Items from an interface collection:
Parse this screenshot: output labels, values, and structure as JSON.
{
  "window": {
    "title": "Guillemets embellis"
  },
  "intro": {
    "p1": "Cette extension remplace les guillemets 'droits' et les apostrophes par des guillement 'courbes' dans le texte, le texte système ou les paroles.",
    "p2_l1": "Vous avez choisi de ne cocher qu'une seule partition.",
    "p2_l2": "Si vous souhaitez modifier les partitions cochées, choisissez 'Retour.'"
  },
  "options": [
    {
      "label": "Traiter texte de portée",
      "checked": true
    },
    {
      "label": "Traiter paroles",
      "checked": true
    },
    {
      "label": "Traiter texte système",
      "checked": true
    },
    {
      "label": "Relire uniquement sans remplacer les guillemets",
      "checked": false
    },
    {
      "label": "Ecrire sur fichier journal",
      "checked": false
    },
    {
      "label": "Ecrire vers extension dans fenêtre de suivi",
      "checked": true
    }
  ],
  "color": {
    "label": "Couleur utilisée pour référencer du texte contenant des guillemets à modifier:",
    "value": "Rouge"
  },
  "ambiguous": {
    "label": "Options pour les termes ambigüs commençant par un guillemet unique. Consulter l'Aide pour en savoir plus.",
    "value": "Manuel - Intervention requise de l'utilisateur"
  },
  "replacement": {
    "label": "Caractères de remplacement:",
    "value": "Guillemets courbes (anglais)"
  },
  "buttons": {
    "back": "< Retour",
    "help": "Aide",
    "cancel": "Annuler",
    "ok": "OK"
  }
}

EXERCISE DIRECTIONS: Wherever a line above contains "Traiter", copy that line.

YOUR SOLUTION:
      "label": "Traiter texte de portée",
      "label": "Traiter paroles",
      "label": "Traiter texte système",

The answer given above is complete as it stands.